:: EXERCISE BRIEF ::
Please write out each entry below exactly as given.

:: SUPPLIED INFORMATION ::

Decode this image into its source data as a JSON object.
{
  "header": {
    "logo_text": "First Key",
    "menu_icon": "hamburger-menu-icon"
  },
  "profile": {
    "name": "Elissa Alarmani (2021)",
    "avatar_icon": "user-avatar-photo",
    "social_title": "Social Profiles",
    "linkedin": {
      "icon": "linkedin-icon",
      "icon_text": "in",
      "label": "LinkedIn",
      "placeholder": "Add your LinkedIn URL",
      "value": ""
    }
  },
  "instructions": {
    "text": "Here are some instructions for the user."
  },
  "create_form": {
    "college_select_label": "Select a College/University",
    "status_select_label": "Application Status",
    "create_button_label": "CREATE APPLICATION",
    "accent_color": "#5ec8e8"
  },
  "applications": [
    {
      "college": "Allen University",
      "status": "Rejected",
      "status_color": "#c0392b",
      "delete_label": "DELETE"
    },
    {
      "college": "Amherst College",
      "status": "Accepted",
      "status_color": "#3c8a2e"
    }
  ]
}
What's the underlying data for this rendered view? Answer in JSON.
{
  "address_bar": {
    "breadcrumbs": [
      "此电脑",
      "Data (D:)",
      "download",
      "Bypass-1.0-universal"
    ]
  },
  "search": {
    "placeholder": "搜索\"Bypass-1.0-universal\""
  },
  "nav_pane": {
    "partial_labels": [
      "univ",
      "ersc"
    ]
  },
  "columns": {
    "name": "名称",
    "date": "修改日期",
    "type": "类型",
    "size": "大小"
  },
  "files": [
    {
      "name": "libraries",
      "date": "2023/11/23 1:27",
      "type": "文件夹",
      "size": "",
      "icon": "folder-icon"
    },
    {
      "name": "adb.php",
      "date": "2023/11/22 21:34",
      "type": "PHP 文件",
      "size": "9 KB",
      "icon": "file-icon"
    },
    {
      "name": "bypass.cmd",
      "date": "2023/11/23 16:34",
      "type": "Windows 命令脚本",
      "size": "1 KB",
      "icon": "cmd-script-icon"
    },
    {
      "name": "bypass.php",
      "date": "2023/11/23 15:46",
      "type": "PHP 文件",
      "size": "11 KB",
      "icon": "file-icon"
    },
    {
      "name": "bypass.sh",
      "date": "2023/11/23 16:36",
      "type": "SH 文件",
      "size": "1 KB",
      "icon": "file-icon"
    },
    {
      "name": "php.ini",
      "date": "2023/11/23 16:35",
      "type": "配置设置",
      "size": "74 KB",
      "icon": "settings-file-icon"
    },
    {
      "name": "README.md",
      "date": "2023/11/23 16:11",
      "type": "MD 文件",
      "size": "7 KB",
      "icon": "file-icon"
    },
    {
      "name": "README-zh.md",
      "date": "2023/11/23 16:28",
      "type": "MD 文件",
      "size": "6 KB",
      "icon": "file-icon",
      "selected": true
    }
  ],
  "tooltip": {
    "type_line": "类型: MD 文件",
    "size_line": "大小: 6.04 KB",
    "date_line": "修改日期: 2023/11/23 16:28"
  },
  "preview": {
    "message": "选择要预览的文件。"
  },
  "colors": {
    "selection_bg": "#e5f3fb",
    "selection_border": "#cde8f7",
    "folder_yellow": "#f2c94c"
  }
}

:: RESULT OF THIS EXERCISE ::
Decode this image into its source data as a JSON object.
{
  "header": {
    "logo_text": "First Key",
    "menu_icon": "hamburger-menu-icon"
  },
  "profile": {
    "name": "Elissa Alarmani (2021)",
    "avatar_icon": "user-avatar-photo",
    "social_title": "Social Profiles",
    "linkedin": {
      "icon": "linkedin-icon",
      "icon_text": "in",
      "label": "LinkedIn",
      "placeholder": "Add your LinkedIn URL",
      "value": ""
    }
  },
  "instructions": {
    "text": "Here are some instructions for the user."
  },
  "create_form": {
    "college_select_label": "Select a College/University",
    "status_select_label": "Application Status",
    "create_button_label": "CREATE APPLICATION",
    "accent_color": "#5ec8e8"
  },
  "applications": [
    {
      "college": "Allen University",
      "status": "Rejected",
      "status_color": "#c0392b",
      "delete_label": "DELETE"
    },
    {
      "college": "Amherst College",
      "status": "Accepted",
      "status_color": "#3c8a2e"
    }
  ]
}
What's the underlying data for this rendered view? Answer in JSON.
{
  "address_bar": {
    "breadcrumbs": [
      "此电脑",
      "Data (D:)",
      "download",
      "Bypass-1.0-universal"
    ]
  },
  "search": {
    "placeholder": "搜索\"Bypass-1.0-universal\""
  },
  "nav_pane": {
    "partial_labels": [
      "univ",
      "ersc"
    ]
  },
  "columns": {
    "name": "名称",
    "date": "修改日期",
    "type": "类型",
    "size": "大小"
  },
  "files": [
    {
      "name": "libraries",
      "date": "2023/11/23 1:27",
      "type": "文件夹",
      "size": "",
      "icon": "folder-icon"
    },
    {
      "name": "adb.php",
      "date": "2023/11/22 21:34",
      "type": "PHP 文件",
      "size": "9 KB",
      "icon": "file-icon"
    },
    {
      "name": "bypass.cmd",
      "date": "2023/11/23 16:34",
      "type": "Windows 命令脚本",
      "size": "1 KB",
      "icon": "cmd-script-icon"
    },
    {
      "name": "bypass.php",
      "date": "2023/11/23 15:46",
      "type": "PHP 文件",
      "size": "11 KB",
      "icon": "file-icon"
    },
    {
      "name": "bypass.sh",
      "date": "2023/11/23 16:36",
      "type": "SH 文件",
      "size": "1 KB",
      "icon": "file-icon"
    },
    {
      "name": "php.ini",
      "date": "2023/11/23 16:35",
      "type": "配置设置",
      "size": "74 KB",
      "icon": "settings-file-icon"
    },
    {
      "name": "README.md",
      "date": "2023/11/23 16:11",
      "type": "MD 文件",
      "size": "7 KB",
      "icon": "file-icon"
    },
    {
      "name": "README-zh.md",
      "date": "2023/11/23 16:28",
      "type": "MD 文件",
      "size": "6 KB",
      "icon": "file-icon",
      "selected": true
    }
  ],
  "tooltip": {
    "type_line": "类型: MD 文件",
    "size_line": "大小: 6.04 KB",
    "date_line": "修改日期: 2023/11/23 16:28"
  },
  "preview": {
    "message": "选择要预览的文件。"
  },
  "colors": {
    "selection_bg": "#e5f3fb",
    "selection_border": "#cde8f7",
    "folder_yellow": "#f2c94c"
  }
}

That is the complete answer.